[Start of Attachment]

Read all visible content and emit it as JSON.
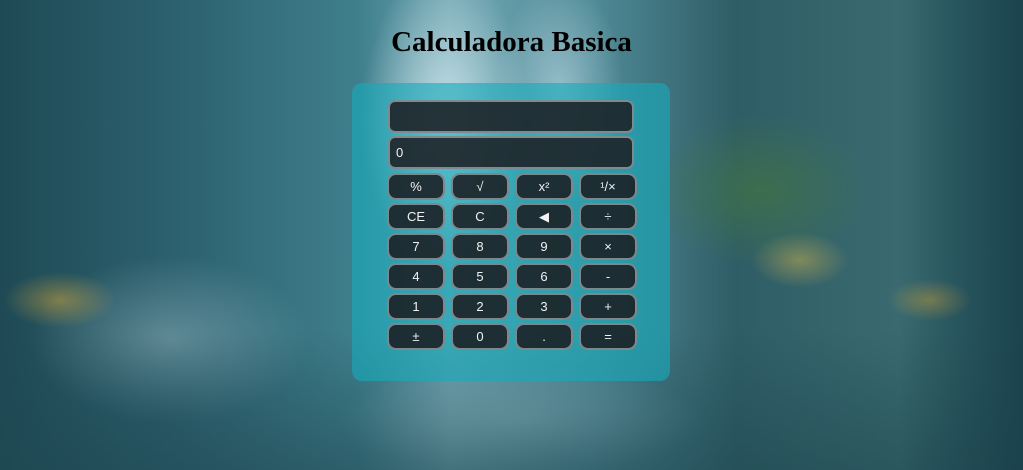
{
  "title": "Calculadora Basica",
  "display": {
    "expression": "",
    "result": "0"
  },
  "keys": {
    "percent": "%",
    "sqrt": "√",
    "square": "x²",
    "reciprocal": "¹/×",
    "clear_entry": "CE",
    "clear": "C",
    "backspace": "◀",
    "divide": "÷",
    "seven": "7",
    "eight": "8",
    "nine": "9",
    "multiply": "×",
    "four": "4",
    "five": "5",
    "six": "6",
    "subtract": "-",
    "one": "1",
    "two": "2",
    "three": "3",
    "add": "+",
    "negate": "±",
    "zero": "0",
    "decimal": ".",
    "equals": "="
  },
  "colors": {
    "panel": "#19aab9",
    "key_background": "#1a1e22",
    "key_border": "#7c888c",
    "key_text": "#f2f2f2"
  }
}
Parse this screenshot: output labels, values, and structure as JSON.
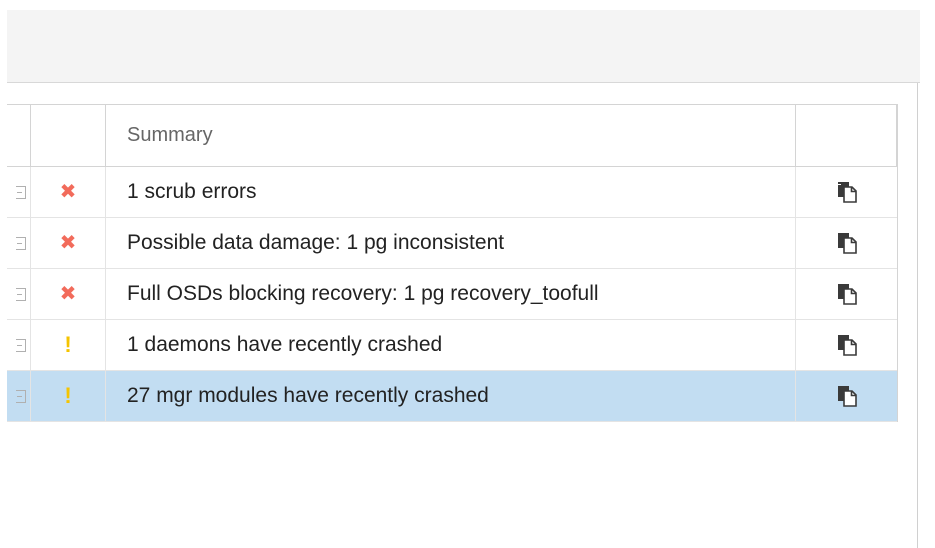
{
  "table": {
    "columns": [
      "",
      "",
      "Summary",
      ""
    ],
    "rows": [
      {
        "status": "error",
        "summary": "1 scrub errors",
        "status_icon": "error-x-icon"
      },
      {
        "status": "error",
        "summary": "Possible data damage: 1 pg inconsistent",
        "status_icon": "error-x-icon"
      },
      {
        "status": "error",
        "summary": "Full OSDs blocking recovery: 1 pg recovery_toofull",
        "status_icon": "error-x-icon"
      },
      {
        "status": "warning",
        "summary": "1 daemons have recently crashed",
        "status_icon": "warning-exclamation-icon"
      },
      {
        "status": "warning",
        "summary": "27 mgr modules have recently crashed",
        "status_icon": "warning-exclamation-icon",
        "selected": true
      }
    ]
  },
  "glyphs": {
    "error": "✖",
    "warning": "!"
  },
  "colors": {
    "error": "#f26b5b",
    "warning": "#f5c400",
    "selected_row": "#c2ddf2"
  }
}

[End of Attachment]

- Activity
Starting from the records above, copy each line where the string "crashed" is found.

- Written response
        "summary": "1 daemons have recently crashed",
        "summary": "27 mgr modules have recently crashed",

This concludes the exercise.